All lines in the material with the string "Build" should be listed.

── Provided entries ──

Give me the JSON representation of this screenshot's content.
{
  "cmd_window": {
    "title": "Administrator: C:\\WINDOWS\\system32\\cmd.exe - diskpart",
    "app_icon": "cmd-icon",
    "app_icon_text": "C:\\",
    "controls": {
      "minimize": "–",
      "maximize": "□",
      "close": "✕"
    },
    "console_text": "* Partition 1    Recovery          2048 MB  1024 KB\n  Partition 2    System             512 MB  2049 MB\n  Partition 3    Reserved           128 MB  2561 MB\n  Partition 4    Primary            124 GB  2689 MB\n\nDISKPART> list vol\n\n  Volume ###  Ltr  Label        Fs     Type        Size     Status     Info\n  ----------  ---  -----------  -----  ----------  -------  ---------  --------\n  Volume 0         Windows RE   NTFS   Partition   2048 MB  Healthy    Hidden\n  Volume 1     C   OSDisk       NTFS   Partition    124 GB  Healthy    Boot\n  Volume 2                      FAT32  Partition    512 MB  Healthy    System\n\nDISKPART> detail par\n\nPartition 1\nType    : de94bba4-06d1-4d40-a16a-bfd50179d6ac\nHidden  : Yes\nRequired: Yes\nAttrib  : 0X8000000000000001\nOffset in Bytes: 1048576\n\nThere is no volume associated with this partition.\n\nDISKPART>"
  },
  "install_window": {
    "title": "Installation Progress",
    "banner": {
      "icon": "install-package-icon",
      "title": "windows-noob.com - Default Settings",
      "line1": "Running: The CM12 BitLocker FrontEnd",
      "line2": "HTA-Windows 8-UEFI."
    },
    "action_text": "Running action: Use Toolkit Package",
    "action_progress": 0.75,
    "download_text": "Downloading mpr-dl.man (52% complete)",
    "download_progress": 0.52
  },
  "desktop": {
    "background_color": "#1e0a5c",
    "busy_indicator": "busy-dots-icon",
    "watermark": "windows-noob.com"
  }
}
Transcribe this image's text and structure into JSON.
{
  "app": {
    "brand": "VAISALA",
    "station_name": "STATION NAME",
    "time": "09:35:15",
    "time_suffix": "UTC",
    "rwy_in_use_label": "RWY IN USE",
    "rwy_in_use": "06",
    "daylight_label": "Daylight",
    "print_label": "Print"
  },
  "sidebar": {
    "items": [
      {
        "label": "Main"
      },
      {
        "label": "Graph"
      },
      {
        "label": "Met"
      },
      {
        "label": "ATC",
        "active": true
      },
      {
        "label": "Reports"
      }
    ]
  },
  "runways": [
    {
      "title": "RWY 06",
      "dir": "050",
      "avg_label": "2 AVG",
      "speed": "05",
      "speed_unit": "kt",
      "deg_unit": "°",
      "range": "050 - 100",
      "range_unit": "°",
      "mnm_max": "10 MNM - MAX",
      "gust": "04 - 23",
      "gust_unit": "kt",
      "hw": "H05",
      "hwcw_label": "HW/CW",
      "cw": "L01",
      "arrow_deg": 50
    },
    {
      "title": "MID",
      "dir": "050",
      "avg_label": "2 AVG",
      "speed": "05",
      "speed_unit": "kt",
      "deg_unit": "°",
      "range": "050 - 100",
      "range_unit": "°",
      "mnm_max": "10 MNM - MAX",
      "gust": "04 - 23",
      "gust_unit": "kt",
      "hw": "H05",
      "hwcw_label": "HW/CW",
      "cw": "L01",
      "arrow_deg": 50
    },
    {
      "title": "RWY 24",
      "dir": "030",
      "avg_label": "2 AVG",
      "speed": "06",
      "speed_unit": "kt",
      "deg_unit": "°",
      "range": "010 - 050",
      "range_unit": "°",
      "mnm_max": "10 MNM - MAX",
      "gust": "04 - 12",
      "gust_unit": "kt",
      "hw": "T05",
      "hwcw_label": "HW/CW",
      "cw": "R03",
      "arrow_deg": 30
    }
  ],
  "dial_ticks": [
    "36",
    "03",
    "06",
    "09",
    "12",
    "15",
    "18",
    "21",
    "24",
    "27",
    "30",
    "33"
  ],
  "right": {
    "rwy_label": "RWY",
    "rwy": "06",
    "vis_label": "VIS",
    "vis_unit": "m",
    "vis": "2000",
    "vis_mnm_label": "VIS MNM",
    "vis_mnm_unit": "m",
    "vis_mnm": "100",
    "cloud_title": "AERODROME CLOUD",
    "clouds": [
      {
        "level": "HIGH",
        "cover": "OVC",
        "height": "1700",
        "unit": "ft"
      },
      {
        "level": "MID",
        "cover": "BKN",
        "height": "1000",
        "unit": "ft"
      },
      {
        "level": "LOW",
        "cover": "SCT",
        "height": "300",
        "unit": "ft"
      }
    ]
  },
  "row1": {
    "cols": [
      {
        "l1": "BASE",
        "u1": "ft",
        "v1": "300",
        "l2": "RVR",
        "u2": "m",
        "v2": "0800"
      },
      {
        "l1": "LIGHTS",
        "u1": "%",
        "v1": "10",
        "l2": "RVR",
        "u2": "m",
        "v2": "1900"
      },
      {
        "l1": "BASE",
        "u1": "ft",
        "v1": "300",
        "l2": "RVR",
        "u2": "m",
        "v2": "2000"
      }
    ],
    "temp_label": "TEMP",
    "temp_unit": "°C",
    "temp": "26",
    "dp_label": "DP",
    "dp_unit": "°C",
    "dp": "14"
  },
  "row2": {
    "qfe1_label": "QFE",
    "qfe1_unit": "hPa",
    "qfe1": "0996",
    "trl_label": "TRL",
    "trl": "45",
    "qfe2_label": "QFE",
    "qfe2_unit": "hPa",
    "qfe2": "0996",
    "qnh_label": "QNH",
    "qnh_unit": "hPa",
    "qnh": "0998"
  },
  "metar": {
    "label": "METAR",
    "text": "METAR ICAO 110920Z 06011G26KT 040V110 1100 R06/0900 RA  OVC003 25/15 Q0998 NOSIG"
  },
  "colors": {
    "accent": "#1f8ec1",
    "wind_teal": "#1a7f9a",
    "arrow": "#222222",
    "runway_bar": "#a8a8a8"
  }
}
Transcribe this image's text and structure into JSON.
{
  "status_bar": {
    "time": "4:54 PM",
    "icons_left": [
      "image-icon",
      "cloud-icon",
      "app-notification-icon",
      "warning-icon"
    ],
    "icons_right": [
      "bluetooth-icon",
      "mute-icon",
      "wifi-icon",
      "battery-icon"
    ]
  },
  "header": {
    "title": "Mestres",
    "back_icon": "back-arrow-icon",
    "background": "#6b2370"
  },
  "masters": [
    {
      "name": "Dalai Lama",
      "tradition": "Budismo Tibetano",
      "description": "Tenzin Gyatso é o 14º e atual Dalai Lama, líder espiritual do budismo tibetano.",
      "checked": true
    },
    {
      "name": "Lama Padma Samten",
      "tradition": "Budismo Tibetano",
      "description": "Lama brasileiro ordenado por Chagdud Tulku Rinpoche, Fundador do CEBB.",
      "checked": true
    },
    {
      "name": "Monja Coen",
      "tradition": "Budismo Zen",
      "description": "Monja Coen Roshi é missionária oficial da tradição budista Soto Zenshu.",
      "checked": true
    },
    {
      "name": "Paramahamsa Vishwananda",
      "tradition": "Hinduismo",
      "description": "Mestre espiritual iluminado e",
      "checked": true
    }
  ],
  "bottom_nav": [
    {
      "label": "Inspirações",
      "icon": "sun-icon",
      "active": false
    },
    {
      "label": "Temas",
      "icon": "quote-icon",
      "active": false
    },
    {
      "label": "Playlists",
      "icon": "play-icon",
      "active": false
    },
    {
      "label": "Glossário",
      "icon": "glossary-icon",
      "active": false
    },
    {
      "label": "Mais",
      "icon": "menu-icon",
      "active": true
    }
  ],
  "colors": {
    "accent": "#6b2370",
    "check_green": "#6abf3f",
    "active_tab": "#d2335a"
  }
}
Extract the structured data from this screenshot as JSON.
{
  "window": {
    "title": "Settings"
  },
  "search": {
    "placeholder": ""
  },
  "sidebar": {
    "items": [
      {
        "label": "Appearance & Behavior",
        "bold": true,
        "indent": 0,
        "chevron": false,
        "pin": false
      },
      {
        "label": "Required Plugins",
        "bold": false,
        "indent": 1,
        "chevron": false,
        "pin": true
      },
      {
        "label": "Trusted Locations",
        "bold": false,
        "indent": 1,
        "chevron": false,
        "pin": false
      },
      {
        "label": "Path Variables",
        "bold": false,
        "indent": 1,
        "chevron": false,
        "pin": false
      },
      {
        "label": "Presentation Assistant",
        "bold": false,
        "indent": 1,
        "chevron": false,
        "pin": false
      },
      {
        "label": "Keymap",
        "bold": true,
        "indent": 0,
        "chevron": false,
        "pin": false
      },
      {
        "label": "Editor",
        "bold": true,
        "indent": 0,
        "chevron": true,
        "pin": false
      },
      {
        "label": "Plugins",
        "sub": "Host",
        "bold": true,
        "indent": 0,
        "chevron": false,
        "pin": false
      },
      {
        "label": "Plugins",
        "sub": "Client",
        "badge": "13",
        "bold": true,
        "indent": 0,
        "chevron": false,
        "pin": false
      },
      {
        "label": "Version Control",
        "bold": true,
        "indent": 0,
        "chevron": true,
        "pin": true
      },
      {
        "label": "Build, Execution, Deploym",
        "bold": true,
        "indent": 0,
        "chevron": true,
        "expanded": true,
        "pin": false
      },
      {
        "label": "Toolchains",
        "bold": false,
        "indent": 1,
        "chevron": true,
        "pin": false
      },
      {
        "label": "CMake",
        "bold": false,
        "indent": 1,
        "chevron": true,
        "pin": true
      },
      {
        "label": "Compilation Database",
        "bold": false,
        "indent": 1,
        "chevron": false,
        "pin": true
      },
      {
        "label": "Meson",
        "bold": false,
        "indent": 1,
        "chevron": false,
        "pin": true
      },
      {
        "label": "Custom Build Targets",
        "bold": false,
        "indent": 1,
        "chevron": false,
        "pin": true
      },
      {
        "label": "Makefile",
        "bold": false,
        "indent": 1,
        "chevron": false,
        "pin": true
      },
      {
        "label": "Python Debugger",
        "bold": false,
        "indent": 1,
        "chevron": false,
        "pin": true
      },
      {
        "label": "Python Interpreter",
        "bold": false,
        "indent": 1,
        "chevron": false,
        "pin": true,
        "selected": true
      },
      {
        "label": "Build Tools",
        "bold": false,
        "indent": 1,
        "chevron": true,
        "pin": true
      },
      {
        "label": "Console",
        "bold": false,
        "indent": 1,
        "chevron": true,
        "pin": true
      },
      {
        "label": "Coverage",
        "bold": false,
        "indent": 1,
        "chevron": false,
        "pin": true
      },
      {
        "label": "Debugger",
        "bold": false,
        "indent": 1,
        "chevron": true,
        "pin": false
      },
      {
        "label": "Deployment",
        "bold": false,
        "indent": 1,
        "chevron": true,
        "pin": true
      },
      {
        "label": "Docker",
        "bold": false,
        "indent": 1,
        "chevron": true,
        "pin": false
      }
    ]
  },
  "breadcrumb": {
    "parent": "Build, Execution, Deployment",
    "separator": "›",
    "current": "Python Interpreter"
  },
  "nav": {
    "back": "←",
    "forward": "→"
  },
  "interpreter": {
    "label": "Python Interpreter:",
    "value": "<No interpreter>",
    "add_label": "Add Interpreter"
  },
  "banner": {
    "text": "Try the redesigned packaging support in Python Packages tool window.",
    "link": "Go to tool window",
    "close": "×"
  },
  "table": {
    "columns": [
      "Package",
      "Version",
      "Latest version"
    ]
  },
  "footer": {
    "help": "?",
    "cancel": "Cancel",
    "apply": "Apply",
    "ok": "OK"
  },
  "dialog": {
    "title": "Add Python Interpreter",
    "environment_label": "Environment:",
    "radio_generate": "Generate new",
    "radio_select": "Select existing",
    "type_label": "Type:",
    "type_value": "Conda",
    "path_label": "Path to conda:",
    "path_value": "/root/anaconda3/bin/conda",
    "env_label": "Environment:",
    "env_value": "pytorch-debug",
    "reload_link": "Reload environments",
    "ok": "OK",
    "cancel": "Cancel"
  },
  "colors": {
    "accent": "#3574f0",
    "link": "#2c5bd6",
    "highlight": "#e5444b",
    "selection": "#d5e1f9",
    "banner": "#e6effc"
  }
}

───

▸ Output:
        "label": "Build, Execution, Deploym",
        "label": "Custom Build Targets",
        "label": "Build Tools",
    "parent": "Build, Execution, Deployment",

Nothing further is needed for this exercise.